Copy every line of the records below where the word "this" occurs.

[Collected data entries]
# # # # #
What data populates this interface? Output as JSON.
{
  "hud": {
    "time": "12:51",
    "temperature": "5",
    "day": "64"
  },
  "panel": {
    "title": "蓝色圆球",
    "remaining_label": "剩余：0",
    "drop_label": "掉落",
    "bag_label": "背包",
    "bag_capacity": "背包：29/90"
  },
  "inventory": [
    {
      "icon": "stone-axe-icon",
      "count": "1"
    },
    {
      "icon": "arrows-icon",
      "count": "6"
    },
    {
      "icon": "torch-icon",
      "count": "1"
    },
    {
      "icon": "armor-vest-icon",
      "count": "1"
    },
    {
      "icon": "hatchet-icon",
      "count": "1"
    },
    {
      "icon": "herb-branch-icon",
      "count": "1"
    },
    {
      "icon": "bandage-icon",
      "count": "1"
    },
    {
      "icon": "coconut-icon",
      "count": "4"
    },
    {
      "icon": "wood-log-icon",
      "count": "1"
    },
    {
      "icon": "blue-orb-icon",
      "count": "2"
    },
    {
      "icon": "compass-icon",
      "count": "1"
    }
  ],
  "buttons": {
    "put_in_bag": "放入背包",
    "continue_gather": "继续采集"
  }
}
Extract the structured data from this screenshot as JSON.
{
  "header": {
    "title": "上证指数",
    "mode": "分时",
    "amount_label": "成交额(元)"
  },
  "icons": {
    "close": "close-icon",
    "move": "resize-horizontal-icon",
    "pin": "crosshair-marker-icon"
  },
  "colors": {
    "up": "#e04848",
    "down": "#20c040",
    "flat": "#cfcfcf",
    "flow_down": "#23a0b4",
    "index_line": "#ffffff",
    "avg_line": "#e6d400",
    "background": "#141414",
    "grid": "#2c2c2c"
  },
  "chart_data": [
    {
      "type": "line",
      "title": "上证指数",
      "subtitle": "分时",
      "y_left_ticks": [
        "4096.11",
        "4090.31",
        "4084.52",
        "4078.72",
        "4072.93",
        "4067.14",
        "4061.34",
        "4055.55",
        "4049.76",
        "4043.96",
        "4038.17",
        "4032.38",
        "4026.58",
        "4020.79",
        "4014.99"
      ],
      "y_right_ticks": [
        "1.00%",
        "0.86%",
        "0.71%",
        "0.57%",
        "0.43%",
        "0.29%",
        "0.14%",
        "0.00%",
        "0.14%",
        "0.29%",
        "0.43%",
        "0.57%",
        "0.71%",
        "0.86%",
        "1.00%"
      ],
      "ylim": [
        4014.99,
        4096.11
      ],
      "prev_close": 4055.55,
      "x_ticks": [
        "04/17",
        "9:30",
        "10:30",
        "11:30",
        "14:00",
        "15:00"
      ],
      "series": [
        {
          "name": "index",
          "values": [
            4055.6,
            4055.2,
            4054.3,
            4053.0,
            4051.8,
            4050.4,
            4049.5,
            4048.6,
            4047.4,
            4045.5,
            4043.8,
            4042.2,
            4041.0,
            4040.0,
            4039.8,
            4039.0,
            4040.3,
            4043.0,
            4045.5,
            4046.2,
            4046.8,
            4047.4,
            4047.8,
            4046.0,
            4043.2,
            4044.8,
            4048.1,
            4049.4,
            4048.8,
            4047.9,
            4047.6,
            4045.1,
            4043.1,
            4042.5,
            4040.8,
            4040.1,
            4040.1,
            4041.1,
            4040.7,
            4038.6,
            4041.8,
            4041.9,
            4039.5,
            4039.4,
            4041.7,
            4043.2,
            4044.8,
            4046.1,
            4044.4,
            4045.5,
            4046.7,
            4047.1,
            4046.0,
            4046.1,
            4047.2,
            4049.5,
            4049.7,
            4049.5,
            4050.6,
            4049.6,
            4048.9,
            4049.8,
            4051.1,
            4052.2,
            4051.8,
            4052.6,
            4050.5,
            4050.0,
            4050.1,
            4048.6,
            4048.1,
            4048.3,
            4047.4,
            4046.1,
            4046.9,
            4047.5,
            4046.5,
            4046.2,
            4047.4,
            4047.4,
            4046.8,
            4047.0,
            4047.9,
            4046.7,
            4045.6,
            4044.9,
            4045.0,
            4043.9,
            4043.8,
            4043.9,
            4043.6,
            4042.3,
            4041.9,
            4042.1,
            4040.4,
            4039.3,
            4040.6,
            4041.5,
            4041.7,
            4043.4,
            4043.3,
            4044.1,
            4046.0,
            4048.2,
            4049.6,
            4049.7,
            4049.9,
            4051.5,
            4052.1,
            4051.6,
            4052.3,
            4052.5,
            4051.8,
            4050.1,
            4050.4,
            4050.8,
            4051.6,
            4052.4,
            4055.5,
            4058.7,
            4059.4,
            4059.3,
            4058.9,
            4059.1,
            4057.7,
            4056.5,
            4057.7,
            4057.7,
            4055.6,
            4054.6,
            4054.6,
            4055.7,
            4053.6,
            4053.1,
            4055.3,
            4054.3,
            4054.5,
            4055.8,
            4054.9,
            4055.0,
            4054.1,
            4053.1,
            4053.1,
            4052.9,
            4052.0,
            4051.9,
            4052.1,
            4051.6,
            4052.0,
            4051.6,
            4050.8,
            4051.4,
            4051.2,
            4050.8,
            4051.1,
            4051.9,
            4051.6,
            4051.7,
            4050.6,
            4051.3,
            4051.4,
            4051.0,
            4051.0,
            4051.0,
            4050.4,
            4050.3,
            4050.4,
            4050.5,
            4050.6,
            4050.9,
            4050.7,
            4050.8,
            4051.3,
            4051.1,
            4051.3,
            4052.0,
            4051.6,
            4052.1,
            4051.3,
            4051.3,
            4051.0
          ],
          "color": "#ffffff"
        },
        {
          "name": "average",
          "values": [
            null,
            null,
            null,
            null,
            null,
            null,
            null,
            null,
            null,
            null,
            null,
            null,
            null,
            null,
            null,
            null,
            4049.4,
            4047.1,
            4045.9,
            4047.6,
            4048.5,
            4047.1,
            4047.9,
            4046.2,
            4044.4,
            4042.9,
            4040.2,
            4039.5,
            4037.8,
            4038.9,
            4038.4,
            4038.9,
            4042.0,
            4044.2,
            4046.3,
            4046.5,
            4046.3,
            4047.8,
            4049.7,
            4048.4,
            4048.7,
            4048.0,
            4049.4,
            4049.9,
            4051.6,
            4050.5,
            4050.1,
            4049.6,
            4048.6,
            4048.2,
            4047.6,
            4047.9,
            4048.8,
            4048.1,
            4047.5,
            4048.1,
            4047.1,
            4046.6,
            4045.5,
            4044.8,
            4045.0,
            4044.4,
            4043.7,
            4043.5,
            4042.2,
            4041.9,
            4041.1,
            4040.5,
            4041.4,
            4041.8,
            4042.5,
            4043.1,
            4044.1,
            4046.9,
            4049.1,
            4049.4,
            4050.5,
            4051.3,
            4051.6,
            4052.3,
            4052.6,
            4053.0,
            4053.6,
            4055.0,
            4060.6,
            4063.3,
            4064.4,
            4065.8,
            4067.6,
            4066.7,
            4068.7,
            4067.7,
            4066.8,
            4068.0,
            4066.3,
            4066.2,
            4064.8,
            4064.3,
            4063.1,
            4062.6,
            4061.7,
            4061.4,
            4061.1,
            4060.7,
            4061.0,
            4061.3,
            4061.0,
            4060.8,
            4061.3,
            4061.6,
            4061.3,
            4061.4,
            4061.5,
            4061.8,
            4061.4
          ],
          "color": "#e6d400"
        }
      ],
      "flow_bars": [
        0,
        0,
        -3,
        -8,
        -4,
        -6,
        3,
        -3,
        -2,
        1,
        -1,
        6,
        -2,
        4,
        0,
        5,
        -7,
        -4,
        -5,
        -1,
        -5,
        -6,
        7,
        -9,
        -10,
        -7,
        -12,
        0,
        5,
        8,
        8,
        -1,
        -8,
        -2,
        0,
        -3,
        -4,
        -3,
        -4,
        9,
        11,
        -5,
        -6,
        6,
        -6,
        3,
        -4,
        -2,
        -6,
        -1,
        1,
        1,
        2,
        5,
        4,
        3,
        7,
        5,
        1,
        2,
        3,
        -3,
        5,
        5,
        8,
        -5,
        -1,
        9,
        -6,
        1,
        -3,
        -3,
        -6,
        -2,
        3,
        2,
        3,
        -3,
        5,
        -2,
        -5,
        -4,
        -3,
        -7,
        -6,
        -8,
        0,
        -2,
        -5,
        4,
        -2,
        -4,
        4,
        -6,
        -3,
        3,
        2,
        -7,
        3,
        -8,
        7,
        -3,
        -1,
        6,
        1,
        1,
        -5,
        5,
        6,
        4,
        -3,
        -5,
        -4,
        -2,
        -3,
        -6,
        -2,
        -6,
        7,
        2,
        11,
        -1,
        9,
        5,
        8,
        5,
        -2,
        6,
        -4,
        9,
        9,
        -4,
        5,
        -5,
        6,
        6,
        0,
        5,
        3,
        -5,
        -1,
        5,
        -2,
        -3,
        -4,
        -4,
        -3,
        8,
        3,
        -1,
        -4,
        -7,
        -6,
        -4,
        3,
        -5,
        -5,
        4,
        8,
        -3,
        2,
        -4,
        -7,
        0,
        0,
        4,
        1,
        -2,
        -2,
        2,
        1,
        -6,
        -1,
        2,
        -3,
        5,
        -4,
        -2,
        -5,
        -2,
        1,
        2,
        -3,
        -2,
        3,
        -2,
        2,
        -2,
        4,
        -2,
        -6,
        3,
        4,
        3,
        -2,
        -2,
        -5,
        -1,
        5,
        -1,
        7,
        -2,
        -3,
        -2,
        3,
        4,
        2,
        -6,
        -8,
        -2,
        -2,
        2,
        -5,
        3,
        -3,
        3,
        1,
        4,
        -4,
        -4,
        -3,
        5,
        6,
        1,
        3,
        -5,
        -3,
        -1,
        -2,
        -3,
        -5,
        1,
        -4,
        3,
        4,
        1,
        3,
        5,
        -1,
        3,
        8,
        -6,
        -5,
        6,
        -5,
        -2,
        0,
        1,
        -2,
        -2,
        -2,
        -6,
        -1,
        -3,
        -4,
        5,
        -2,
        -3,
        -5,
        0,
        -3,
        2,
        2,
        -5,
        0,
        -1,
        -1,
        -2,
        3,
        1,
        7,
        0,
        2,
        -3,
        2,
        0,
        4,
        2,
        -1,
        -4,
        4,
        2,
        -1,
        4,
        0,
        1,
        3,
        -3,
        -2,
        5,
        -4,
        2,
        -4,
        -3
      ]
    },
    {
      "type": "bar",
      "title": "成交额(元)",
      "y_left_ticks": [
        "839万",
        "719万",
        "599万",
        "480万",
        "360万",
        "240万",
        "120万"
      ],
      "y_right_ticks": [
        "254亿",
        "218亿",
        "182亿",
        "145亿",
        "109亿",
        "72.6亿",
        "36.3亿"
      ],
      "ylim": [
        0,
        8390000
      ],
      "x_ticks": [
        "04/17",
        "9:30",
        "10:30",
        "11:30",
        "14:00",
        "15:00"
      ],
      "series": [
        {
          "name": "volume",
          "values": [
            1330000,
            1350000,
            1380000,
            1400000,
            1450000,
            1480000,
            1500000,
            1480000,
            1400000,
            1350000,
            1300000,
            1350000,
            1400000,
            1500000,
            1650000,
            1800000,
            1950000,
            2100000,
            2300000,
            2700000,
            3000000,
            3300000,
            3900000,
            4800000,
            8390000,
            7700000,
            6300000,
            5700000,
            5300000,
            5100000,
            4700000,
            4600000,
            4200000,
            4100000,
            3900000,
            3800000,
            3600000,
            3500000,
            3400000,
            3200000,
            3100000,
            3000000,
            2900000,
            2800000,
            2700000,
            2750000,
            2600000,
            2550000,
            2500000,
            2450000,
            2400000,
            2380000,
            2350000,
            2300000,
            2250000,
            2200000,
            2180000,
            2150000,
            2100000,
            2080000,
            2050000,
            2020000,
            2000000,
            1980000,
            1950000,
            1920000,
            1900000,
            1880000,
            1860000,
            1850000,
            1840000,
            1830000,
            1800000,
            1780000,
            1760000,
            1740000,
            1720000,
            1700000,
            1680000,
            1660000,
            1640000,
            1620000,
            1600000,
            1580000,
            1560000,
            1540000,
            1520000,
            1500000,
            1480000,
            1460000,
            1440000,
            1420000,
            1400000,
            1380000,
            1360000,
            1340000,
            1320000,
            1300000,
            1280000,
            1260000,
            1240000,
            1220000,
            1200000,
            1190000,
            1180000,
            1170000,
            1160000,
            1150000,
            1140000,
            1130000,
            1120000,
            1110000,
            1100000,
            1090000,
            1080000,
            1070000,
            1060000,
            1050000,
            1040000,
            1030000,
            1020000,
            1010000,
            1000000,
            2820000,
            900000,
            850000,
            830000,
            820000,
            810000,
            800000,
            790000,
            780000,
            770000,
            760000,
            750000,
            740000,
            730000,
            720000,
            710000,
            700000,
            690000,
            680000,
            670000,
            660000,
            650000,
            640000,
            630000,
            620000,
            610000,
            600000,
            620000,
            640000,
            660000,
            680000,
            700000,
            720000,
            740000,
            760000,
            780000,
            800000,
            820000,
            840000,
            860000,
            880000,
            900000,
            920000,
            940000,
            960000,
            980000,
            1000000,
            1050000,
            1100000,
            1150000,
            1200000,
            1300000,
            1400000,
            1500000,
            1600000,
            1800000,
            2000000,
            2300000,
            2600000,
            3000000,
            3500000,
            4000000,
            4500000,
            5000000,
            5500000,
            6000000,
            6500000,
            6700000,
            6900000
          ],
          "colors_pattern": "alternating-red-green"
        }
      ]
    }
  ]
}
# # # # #
> TASK SOLUTION:
What data populates this interface? Output as JSON.
Extract the structured data from this screenshot as JSON.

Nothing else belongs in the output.